14. “H.A.M.” (Produced by Lex Luger and Kanye West)
This song was released in January, if it was released on the date of the album this would probably be one of the records of the year. Lex Luger does Kanye and Jay justice as he has for the rest of hip hop. Jay’s flow and delivery are perfect yet  Kanye steals the show with the piano solo followed by the return of Lugars drums at the song’s conclusion.

15. “Primetime” (Produced by No I.D.)
Piano is key. No I.D. sets himself apart with an instrumental that deserves more verses. Jay’s delivery is perfect and Kanye does his best to keep up yet Jay highsteps to the end zone on this one.

16. “The Joy” (Produced by Pete Rock and Kanye West)
The deluxe version ends with a Pete Rock-produced track that fuses samples from Curtis Mayfield’s “The Makings of You” and Syl Johnson’s “Different Strokes” to build one of the more memorable songs on the album. Jay and Kanye give stand out verses over snippets of singing, sirens, and oddshouts which cover all aspects of hip hop perfecting the album at its conclusion.

Follow us on Twitter @HipHopEnqMag

Facebook Comments

Comments

comments

Tags:

Category: Album Review

About the Author ()
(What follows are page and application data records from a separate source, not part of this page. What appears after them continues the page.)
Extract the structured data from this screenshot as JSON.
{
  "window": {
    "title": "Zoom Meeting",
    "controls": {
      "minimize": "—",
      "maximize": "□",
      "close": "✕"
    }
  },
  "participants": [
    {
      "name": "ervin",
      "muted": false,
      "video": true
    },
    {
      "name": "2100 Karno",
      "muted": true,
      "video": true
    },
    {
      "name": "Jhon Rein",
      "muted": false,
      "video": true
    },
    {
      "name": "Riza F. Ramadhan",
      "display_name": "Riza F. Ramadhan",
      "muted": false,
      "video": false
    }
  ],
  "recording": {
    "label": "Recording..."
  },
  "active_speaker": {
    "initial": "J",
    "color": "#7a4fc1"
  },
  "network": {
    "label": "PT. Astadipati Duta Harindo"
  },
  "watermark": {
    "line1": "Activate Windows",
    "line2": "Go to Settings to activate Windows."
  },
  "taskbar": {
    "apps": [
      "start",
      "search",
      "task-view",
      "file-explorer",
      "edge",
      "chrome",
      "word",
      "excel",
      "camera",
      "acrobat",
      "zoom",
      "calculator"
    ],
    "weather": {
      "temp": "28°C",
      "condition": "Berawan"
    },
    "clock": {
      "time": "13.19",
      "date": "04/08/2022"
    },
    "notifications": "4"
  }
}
Hip Hop Historian and accomplished photo journalist

Leave a Reply

%d bloggers like this: